Progress Thus Far

Dr. Hursting and his colleagues developed an easily adopted intermittent energy restricted diet regimen. When compared to weight loss surgery, an intermittent diet was more effective for reversing the adverse effects of obesity on breast cancer. It may thus provide a more affordable and feasible alternative strategy to reduce breast cancer risk than either bariatric surgery or severe diet restriction. Importantly, both weight loss methods reprogrammed the gut microbiome—the bacteria that inhabit the intestines—to be healthier and produce fewer inflammatory metabolites. Dr. Hursting and his colleagues tested whether the pro-cancer effects of diet-induced obesity and/or the anti-cancer effects of intermittent dieting are transmitted via the gut microbiota.
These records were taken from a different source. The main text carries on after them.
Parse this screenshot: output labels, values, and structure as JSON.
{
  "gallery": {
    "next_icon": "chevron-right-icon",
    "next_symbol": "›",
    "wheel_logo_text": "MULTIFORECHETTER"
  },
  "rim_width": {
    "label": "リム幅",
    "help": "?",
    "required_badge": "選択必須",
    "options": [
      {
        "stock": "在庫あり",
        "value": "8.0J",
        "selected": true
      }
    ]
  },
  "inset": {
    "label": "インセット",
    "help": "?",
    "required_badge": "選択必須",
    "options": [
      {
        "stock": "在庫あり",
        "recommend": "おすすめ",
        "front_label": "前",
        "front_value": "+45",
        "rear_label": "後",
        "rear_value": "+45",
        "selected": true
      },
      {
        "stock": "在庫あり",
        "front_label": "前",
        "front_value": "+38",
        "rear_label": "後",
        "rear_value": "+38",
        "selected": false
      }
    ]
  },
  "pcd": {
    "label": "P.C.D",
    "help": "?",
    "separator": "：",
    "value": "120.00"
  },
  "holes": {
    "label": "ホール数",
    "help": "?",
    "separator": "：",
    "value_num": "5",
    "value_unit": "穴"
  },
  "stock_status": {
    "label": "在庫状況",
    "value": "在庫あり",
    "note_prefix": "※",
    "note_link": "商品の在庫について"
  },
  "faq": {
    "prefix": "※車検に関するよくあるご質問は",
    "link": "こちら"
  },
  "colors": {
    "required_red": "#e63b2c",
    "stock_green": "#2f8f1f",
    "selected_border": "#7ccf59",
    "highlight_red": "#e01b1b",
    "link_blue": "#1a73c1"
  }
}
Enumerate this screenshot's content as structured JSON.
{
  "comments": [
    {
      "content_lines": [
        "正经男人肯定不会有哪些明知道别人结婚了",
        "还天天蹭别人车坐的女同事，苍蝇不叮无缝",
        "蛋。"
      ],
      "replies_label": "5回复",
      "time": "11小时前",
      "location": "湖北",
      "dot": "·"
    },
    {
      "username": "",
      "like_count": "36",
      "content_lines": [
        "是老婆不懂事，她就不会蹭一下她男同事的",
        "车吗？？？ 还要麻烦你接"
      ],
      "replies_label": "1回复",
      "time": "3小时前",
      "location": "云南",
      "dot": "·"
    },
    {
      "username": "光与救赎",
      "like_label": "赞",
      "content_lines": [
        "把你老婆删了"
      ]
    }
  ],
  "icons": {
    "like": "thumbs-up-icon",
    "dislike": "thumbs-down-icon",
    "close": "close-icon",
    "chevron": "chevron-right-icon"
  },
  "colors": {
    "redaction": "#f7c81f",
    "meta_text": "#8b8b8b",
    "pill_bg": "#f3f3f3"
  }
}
They found that some of the pro-cancer effects of diet-induced obesity are transmitted through the microbiome, but the anti-cancer effects of intermittent dieting are not.

What’s next
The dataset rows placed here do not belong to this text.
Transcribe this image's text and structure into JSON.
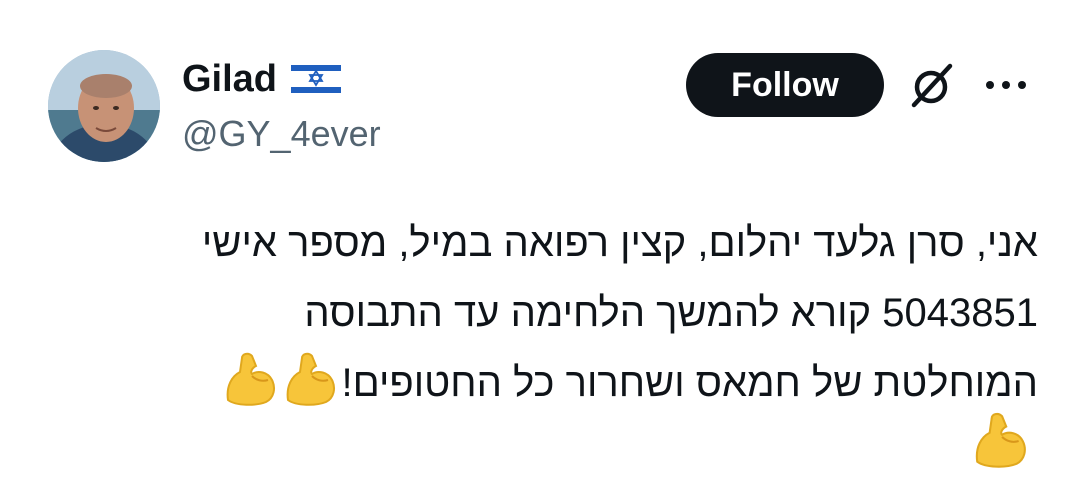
{
  "author": {
    "display_name": "Gilad",
    "flag": "israel-flag-icon",
    "handle": "@GY_4ever"
  },
  "actions": {
    "follow_label": "Follow",
    "grok_icon": "grok-icon",
    "more_icon": "more-dots-icon"
  },
  "tweet": {
    "lines": [
      "אני, סרן גלעד יהלום, קצין רפואה במיל, מספר אישי",
      "5043851 קורא להמשך הלחימה עד התבוסה",
      "המוחלטת של חמאס ושחרור כל החטופים!"
    ],
    "emoji": "💪"
  },
  "colors": {
    "text": "#0f1419",
    "secondary": "#536471",
    "follow_bg": "#0f1419",
    "follow_text": "#ffffff"
  }
}
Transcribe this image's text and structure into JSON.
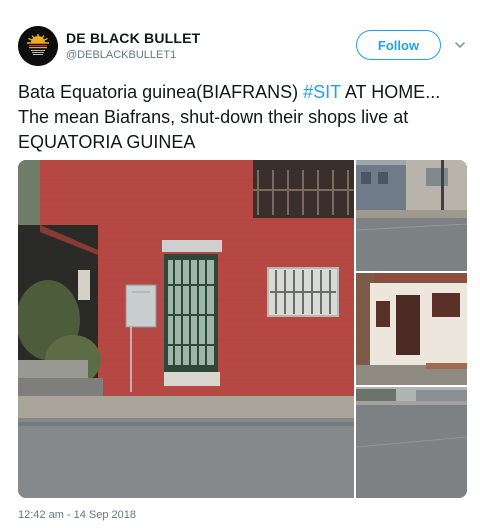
{
  "author": {
    "name": "DE BLACK BULLET",
    "handle": "@DEBLACKBULLET1",
    "avatar_text": "BIAFRA WILL BE FREE"
  },
  "actions": {
    "follow_label": "Follow",
    "menu_icon": "chevron-down-icon"
  },
  "tweet": {
    "text_before": "Bata Equatoria guinea(BIAFRANS) ",
    "hashtag": "#SIT",
    "text_after": " AT HOME... The mean Biafrans, shut-down their shops live at EQUATORIA GUINEA"
  },
  "media": {
    "photo_count": 4
  },
  "meta": {
    "timestamp": "12:42 am - 14 Sep 2018"
  },
  "colors": {
    "accent": "#1da1f2",
    "text": "#14171a",
    "muted": "#657786"
  }
}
Dr. Hursting is now investigating a new weight loss strategy with the goal of achieving the positive effects of weight loss on breast cancer risk. He is testing the drugs semaglutide, which is FDA approved for weight loss, and tirzepatide, which is approved for diabetes treatment and is under FDA review for weight loss. Preliminary data show that both drugs achieve the effect of reversing obesity-associated metabolic and inflammatory factors. It is unknown, however, if their benefits extend to reducing breast cancer risk. Dr. Hursting aims to determine the effects of semaglutide or tirzepatide on development and progression of ER-positive and ER-negative breast cancer on biomarkers in blood and breast tissue.
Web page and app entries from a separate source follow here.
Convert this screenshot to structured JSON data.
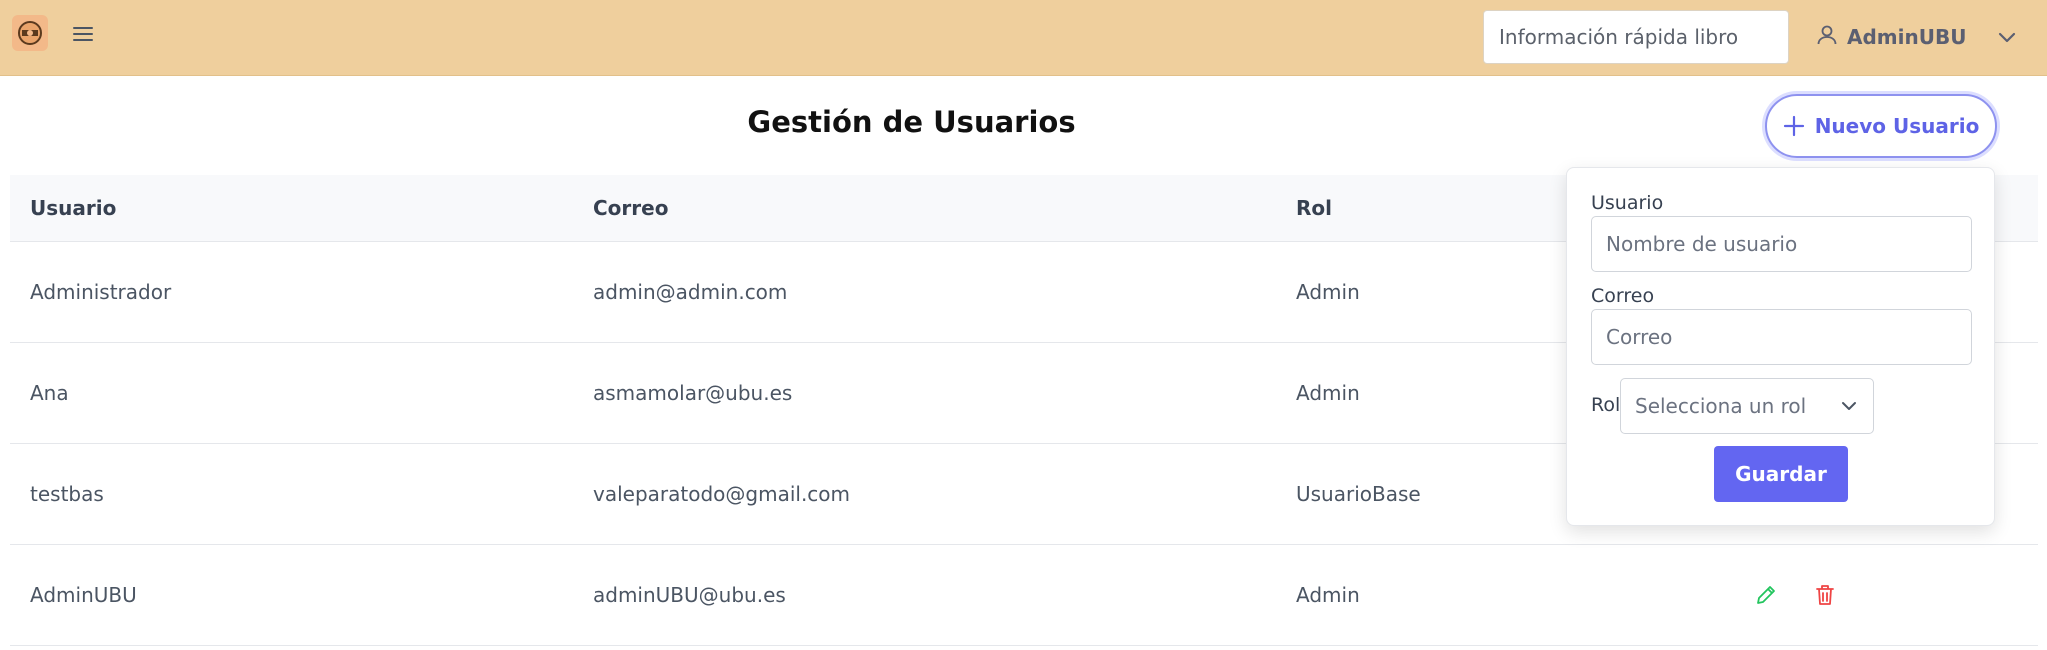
{
  "header": {
    "quick_search_placeholder": "Información rápida libro",
    "username": "AdminUBU"
  },
  "page": {
    "title": "Gestión de Usuarios",
    "new_user_label": "Nuevo Usuario"
  },
  "table": {
    "columns": [
      "Usuario",
      "Correo",
      "Rol"
    ],
    "rows": [
      {
        "usuario": "Administrador",
        "correo": "admin@admin.com",
        "rol": "Admin"
      },
      {
        "usuario": "Ana",
        "correo": "asmamolar@ubu.es",
        "rol": "Admin"
      },
      {
        "usuario": "testbas",
        "correo": "valeparatodo@gmail.com",
        "rol": "UsuarioBase"
      },
      {
        "usuario": "AdminUBU",
        "correo": "adminUBU@ubu.es",
        "rol": "Admin"
      }
    ]
  },
  "form": {
    "usuario_label": "Usuario",
    "usuario_placeholder": "Nombre de usuario",
    "correo_label": "Correo",
    "correo_placeholder": "Correo",
    "rol_label": "Rol",
    "rol_select_value": "Selecciona un rol",
    "save_label": "Guardar"
  },
  "colors": {
    "topbar": "#efcf9d",
    "accent": "#6366f1",
    "edit": "#22c55e",
    "delete": "#ef4444"
  },
  "icons": [
    "logo-icon",
    "menu-icon",
    "user-icon",
    "chevron-down-icon",
    "plus-icon",
    "pencil-icon",
    "trash-icon"
  ]
}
Dr. Stephen Hursting is Professor in the Department of Nutrition and the Lineberger Comprehensive Cancer Center at UNC-Chapel Hill and Professor at the UNC Nutrition Research Institute in Kannapolis, NC. He earned his PhD in nutritional biochemistry and MPH in nutritional epidemiology from the UNC-Chapel Hill, and he completed postdoctoral training in molecular carcinogenesis and cancer prevention at the National Cancer Institute (NCI). Prior to joining the UNC faculty in 2014, Dr. Hursting was Professor and Chair of the Department of Nutritional Sciences at the University of Texas at Austin and Professor of Molecular Carcinogenesis at the UT-MD Anderson Cancer Center (2005-14). He also served as Deputy Director of the NCI’s Office of Preventive Oncology and Chief of the NCI’s Nutrition and Molecular Carcinogenesis Laboratory Section (1999-2005). His research interests center on diet-gene interactions relevant to cancer prevention, particularly the molecular and metabolic mechanisms underlying obesity-breast cancer associations, and the interplay between obesity, diabetes and breast cancer risk and response to therapy. Primarily using specially engineered laboratory models of breast cancer in parallel with breast cancer prevention trials (in collaboration with Dr. Carol Fabian at the Kansas Cancer Center), he is currently focusing on the molecular and metabolic changes occurring in response to lifestyle-based (dietary and physical activity), or pharmacologic manipulation of energy metabolism and cell signaling pathways, with emphasis on the IGF-1/Akt/mTOR and Wnt signaling pathways as well as inflammation. He also has expertise in assessing diet-related serum and tissue biomarkers, including hormones/growth factors, cytokines and chemokines, and microRNA’s in tissue samples.

BCRF Investigator Since


Donor Recognition

The Lampert Foundation Award in Honor of Kinga Lampert